Former Defense Secretary Mark Esper accused the Pentagon of restricting him from using unclassified materials for a tell-all book about his turbulent experience in President Donald Trump’s cabinet.
Esper made the claims in a lawsuit filed in federal court Sunday, as he sought to publish his memoir “A Sacred Oath.” The suit alleges that the Defense Department withheld “significant” text from the book under the guise of classification.
The former Army secretary — who Trump fired by tweet two days after the 2020 election — wrote that his 18-month tenure as Pentagon chief was “an unprecedented time of civil unrest, public health crises, growing threats abroad, Pentagon transformation, and a White House seemingly bent on circumventing the Constitution.”
Esper claimed that defense officials redacted 60 pages of his book and asked him not to quote Trump and others in meetings or describe their conversations. He also alleged that officials told him not to use certain nouns and verbs while writing about historical events in the book.
The 57-year-old, who needs Pentagon approval to override his secrecy agreements, wrote that agreeing to the redactions would be “a serious injustice to important moments in history that the American people need to know and understand.”
Esper and Trump clashed over using the military to corral protestors and rioters after the police murder of George Floyd last June. The Republican accused him of not being sufficiently loyal while Esper claimed he was trying to keep his department politically neutral. His unprecedented firing during Trump’s lame duck tenure allowed the ex-prez to put loyalists in the Pentagon as he railed against the election results.
Esper said he reluctantly took legal action against his former department because its many redactions remained unexplained after he waited six months for a review process.

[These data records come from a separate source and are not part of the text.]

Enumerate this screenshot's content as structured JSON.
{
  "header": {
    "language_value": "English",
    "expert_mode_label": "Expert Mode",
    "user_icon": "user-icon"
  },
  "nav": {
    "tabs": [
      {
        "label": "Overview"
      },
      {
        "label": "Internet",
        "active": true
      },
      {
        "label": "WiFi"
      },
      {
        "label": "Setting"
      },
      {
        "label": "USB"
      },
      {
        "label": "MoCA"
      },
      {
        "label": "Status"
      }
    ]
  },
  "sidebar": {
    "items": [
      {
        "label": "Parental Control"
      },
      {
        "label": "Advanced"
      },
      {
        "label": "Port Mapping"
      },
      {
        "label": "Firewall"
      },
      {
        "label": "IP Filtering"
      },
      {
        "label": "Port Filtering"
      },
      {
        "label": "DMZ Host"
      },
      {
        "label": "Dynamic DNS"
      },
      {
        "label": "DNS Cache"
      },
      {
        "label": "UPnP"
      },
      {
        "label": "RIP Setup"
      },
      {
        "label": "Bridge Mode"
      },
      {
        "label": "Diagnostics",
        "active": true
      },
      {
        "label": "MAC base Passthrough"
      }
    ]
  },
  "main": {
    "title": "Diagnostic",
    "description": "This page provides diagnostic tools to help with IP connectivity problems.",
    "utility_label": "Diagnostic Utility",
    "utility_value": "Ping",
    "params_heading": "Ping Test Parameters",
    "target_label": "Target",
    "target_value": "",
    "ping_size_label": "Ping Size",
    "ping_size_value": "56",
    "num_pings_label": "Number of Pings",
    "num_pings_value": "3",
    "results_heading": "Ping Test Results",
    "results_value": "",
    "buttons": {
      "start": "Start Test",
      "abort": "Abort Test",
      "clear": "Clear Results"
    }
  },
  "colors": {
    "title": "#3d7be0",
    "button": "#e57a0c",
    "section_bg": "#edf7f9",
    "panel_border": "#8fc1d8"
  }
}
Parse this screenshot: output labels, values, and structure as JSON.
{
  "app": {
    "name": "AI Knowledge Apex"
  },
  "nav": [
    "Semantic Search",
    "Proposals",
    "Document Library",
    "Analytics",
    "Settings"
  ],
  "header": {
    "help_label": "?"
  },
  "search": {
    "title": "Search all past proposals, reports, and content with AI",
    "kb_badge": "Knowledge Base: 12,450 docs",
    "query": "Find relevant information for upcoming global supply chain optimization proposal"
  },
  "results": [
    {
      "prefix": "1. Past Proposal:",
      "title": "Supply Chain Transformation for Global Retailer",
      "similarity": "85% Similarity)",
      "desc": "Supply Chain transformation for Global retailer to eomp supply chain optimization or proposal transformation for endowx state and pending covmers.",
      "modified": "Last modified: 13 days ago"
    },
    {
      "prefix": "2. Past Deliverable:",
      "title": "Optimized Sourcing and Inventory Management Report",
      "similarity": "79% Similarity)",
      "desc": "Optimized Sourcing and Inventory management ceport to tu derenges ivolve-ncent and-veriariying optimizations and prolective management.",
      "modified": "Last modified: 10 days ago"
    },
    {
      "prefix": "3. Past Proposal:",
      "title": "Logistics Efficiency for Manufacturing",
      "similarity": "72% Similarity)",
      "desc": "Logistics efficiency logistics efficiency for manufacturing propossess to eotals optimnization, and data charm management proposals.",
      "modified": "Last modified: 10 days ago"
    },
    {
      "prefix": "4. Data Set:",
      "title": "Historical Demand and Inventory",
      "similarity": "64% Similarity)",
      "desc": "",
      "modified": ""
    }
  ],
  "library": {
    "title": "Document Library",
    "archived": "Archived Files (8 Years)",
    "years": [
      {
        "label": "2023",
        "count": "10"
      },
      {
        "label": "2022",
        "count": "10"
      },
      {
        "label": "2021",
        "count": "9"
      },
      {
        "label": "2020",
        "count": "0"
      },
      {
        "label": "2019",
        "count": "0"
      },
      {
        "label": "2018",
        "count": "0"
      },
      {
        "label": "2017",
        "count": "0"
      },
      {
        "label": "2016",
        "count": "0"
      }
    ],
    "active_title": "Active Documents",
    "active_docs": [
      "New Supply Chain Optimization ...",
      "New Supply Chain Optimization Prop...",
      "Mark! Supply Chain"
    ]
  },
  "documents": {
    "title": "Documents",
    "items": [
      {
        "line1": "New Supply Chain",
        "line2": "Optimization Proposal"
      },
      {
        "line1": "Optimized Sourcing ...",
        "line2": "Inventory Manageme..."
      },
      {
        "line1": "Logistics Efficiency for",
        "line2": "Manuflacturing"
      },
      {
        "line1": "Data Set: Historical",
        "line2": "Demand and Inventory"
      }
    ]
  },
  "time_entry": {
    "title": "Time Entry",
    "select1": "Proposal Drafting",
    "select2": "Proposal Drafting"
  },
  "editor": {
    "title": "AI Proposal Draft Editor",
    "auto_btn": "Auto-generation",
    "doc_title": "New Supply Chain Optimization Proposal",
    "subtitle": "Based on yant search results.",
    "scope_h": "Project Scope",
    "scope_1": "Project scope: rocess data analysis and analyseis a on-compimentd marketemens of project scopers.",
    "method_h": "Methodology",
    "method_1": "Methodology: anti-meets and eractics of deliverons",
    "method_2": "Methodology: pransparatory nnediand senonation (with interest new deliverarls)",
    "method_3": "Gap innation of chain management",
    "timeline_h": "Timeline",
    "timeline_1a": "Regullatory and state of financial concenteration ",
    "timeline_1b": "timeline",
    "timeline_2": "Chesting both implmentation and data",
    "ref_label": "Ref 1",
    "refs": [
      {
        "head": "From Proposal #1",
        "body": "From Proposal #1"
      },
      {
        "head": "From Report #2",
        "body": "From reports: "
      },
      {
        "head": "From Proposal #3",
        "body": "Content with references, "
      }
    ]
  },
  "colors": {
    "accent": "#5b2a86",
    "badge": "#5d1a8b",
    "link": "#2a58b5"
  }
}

“I am more than disappointed the current Administration is infringing on my First Amendment constitutional rights. And it is with regret that legal recourse is the only path now available for me to tell my full story to the American people,” he said.
The Defense Department said it was reviewing the West Point graduate and Gulf War veteran’s lawsuit.
“As with all such reviews, the Department takes seriously its obligation to balance national security with an author’s narrative desire. Given that this matter is now under litigation, we will refrain from commenting further,” Pentagon spokesman John Kirby said in a statement.
Esper’s “unvarnished and candid” memoir was scheduled to hit book shelves in May.
With AP wires